"It might be an emotional affair - sexualised texts, coffee dates, talking down about your partner, being flirtatious, having pet names and fantasising about them. Or a physical affair - kissing, touching, having sex. Any way you look at it - it's not going to help your partner's level of trust in you."
Alarm bells! Did Aiken include fantasising in that list? Guilty, guilty, guilty. But while we all let our imaginations run riot, the relationship expert is keen to point out that to qualify as cheating, fantasising must be in combination with those other, let's say, symptoms.
Whether it's the case of a friend's brother-in-law who emailed naked photos of himself to another woman, or an acquaintance who found that his girlfriend was 'emotionally cheating' by sharing intimacies with an ex-boyfriend, the core motive is the same: they are manifestations of the moment that someone chooses to withhold an element of themselves from their primary partner - and, by doing so, to step over a boundary.
There is no reason to treat kissing differently to sex, Aiken says, as these are things that you only do with your partner. "It's intimate and personal. Doing this with someone else is cheating."
Not all couples will agree with his diagnosis of relationship disaster. Everybody knows the boundaries of their own relationships and what works for some will be beyond the pale for others.
Bill Hewlett, a counsellor with Relationships Australia, is sanguine when it comes to the scale of cheatdom. "It depends to a large extent on the rules in each relaltionship.

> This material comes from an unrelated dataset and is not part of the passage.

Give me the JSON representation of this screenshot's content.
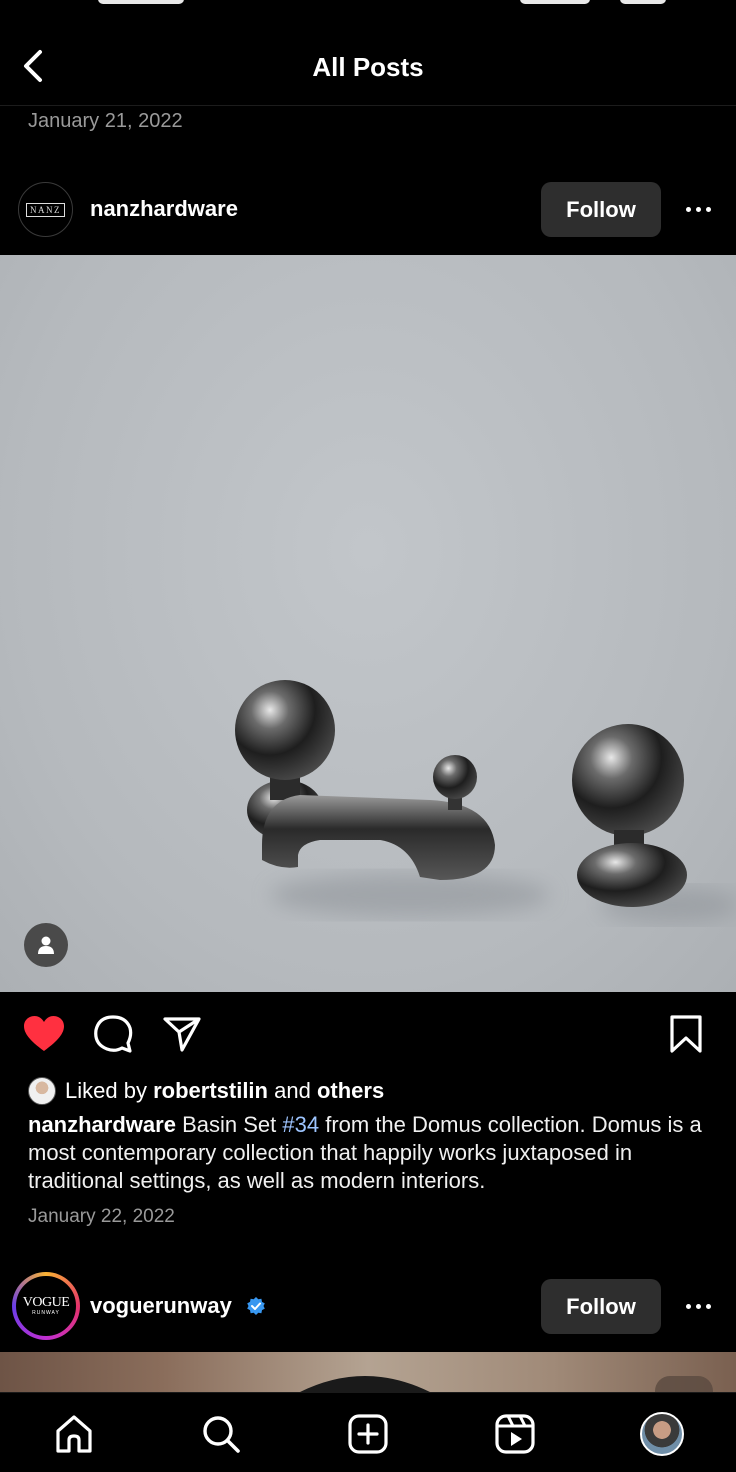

You need to negotiate your own understanding of what's infidelity and what's not."
He says that the early exploratory stages of coupling will largely determine boundaries - and that much of the conversation about the positioning of a line will be a result of trial and error.
"A kiss is just a kiss" is the line one married couple in their 30s, very close friends, take. Alcohol, great company and being away from each other has seen that couple forced into some very frank admissions - but the strong marriage has not faltered. The relationship is worth more than diverted and momentary affection, they say.
But while definitions of infidelity may be black and white within a relationhip - "It's the same breakdown of trust and the same recovery process to rebuild" - how a couple deals with the pain can vary vastly, says Aiken.
"Some will want to talk it out, some will want to punish their partner, while others will look to avoid the event and try to downplay the hurt and pain. There are those that are prepared to do whatever it takes to repair the damage, while others don't see the big deal in all of it."
To move forwards from there, a "safe and useful conversation", says Hewlett, is the first step - and that often needs third party help.
"It's hard to survive a knock. Both partners will have to go through a stage of renegotiating. You have to re-establish trust and that won't happen quickly."
On the plus side, he has seen couples whose relationships have been rejuvenated by an affair. The trick, he says, is to "talk about feelings, not behaviour."
Either way, when it comes to shades of flings - and there is a vast range of sexually-charged pantones out there - you need to set some rules at the start of a committed union.
"What's important is that you must have a conversation about infidelity and your position on this before it occurs so you know where you both stand," says Aiken.
Hard as that particular dialogue may be, he says it is crucial because of the ramifications infidelity can have. "For many, this is a deal-breaker and it needs to be out on the table early on in your relationship."
Where this leaves Kristen Stewart and Rupert Sanders - and their betrayed partners - is not pretty, sadly.